GIVEN DATA START
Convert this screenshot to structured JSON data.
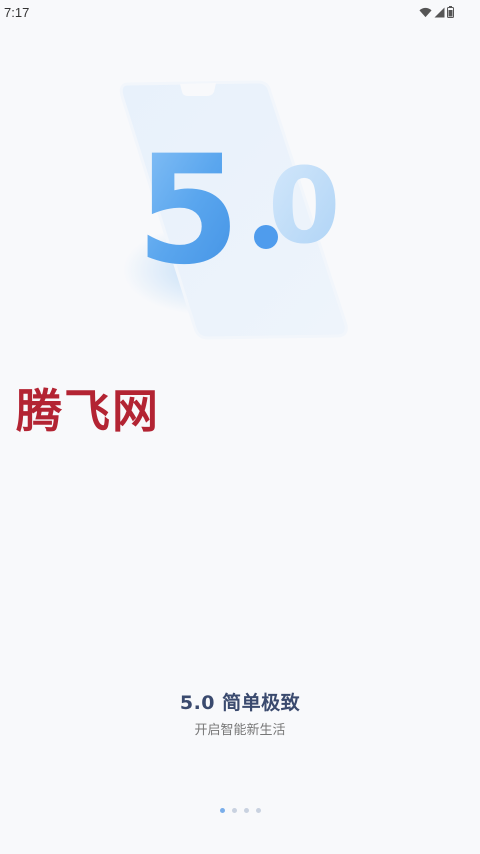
{
  "status_bar": {
    "time": "7:17",
    "icons": [
      "wifi-icon",
      "cell-signal-icon",
      "battery-icon"
    ]
  },
  "hero": {
    "version_main": "5",
    "version_dot": ".",
    "version_minor": "0",
    "accent_color": "#6fb0f2"
  },
  "watermark": {
    "text": "腾飞网",
    "color": "#b32433"
  },
  "onboarding": {
    "headline": "5.0 简单极致",
    "subline": "开启智能新生活"
  },
  "pager": {
    "page_count": 4,
    "active_index": 0
  }
}
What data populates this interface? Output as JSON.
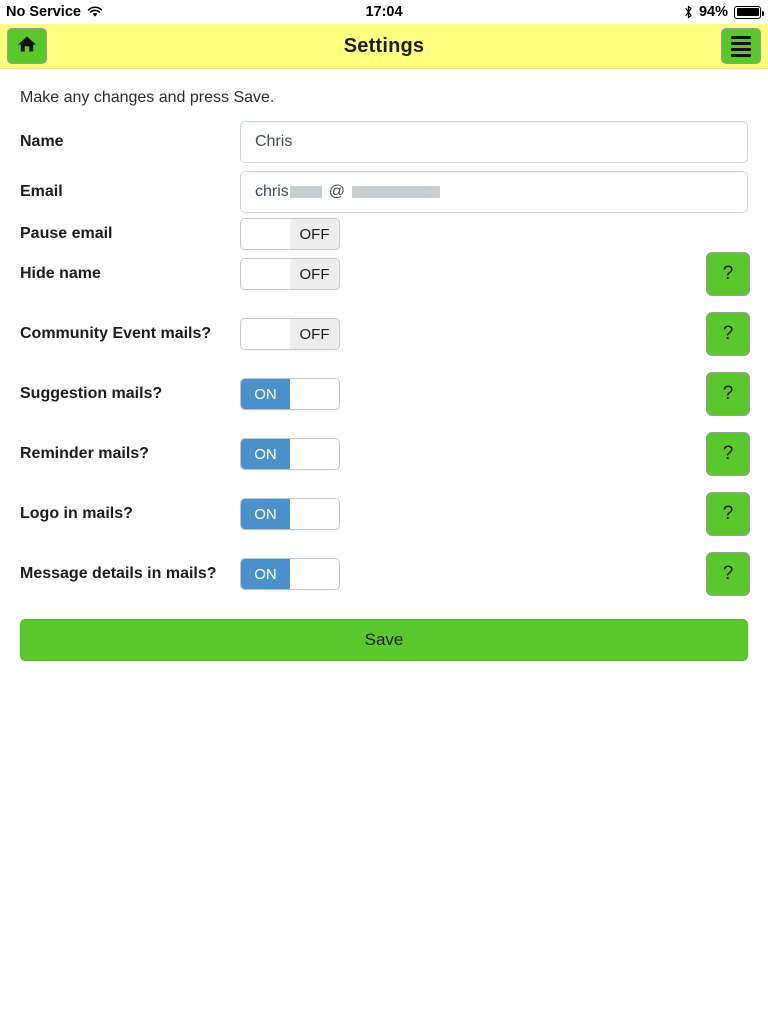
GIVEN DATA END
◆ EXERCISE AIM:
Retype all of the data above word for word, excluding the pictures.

◆ ANSWER TO THIS EXERCISE:
Convert this screenshot to structured JSON data.
{
  "status_bar": {
    "time": "7:17",
    "icons": [
      "wifi-icon",
      "cell-signal-icon",
      "battery-icon"
    ]
  },
  "hero": {
    "version_main": "5",
    "version_dot": ".",
    "version_minor": "0",
    "accent_color": "#6fb0f2"
  },
  "watermark": {
    "text": "腾飞网",
    "color": "#b32433"
  },
  "onboarding": {
    "headline": "5.0 简单极致",
    "subline": "开启智能新生活"
  },
  "pager": {
    "page_count": 4,
    "active_index": 0
  }
}
What data populates this interface? Output as JSON.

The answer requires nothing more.